This level can take a while to reach because it’s on one of the deeper floors, but it’s worth it! Switch Bonanza is, unsurprisingly, all about hitting switches. Specifically, this level is broken up into five smaller ‘levels’ and a not at all serious tutorial, all of which make use of switches in different ways. The first part is a platforming race to the finish before the gate closes, the second is a short trip across a gap using dragon statue projectiles (this one in particularly is ridiculously difficult if you don’t have Mitsu’s later abilities unlocked), the third is divided between a platforming challenge and a very tightly timed switch race, the fourth is mostly a puzzle, and the fifth demands accurate kunai throwing and some quick thinking. The amount of variety on display here is impressive enough on its own, but I am even more impressed by the lack of a single bad or even mediocre challenge between them; I think the second challenge feels somewhat out of place due to just how much more difficult it is compared to the rest of the level, but even that is only a minor complaint. By expertly blending puzzles, platforming, and precision, this level excels at taking full advantage of the flexibility offered by Below Kryll‘s engine.
NOTE: There’s no video this time around as several large portions of this level contain copyrighted material.

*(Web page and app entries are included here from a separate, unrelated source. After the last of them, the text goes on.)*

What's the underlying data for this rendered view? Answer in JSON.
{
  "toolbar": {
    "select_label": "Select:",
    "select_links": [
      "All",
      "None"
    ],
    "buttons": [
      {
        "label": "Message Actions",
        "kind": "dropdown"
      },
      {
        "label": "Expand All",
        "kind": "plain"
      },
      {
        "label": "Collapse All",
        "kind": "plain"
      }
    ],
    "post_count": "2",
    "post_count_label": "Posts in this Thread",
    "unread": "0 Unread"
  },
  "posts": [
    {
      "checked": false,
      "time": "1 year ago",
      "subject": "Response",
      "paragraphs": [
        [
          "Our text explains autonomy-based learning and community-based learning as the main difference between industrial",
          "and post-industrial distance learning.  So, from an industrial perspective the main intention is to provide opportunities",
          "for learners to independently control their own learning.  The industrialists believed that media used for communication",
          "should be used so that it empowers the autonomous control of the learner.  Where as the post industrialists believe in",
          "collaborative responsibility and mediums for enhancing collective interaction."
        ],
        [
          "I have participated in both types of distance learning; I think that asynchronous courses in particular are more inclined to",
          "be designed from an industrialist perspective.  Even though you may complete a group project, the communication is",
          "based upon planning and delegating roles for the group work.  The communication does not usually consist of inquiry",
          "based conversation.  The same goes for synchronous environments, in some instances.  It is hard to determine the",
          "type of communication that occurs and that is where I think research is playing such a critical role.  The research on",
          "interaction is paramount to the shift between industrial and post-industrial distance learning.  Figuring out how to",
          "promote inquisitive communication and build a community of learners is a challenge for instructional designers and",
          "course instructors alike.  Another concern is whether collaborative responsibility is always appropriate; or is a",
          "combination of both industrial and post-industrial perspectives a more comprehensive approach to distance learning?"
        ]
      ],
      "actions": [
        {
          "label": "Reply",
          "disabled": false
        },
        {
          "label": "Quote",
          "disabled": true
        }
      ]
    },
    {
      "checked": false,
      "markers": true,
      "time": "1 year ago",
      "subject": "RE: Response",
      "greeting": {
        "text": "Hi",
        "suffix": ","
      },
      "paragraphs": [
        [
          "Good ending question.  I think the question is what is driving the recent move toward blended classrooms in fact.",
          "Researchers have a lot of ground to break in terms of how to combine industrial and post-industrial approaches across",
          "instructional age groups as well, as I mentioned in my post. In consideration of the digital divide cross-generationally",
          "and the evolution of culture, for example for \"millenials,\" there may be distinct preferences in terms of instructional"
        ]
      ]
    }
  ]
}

Banishment is focused almost entirely on its story and atmosphere with a small amount of platforming near the start. The setup of Juni being accused of murder and banished after a villager dies in a mining accident is definitely on the dark side of things and allows for two particularly strong points for this level. First, the villagers have a nicely varied set of reactions when Juni approaches them as some believe she is a killer, others believe she is innocent, and others are neutral or don’t seem to know who Juni is, making for a world which doesn’t seem to revolve entirely around its protagonist. Secondly, the village itself is big and has many entirely optional places to go to, such as the mine and the farm; there’s no physical reward for exploration, but it helps to enhance the setting by making the village feel like a real place. The weakest part of the level by far is when Juni has to arbitrarily platform her way through a cave with some water hazards to get a key which will allow her to leave the village. The platforming challenges aren’t bad and are easy enough, though there’s no checkpointing, but it does feel like an unnecessary step which somewhat spoils the atmosphere. The second half of the game involves Juni’s journey across desolate lands as ancient ruins and dark caves intertwine with Juni’s own fears. The game uses sounds and visuals during this portion to great effect to convey the sense of fear and isolation that comes from banishment without relying on words. The ending is a little cheesy and the level could really do without the cave portion, but Banishment otherwise makes for a compellingly atmospheric short story.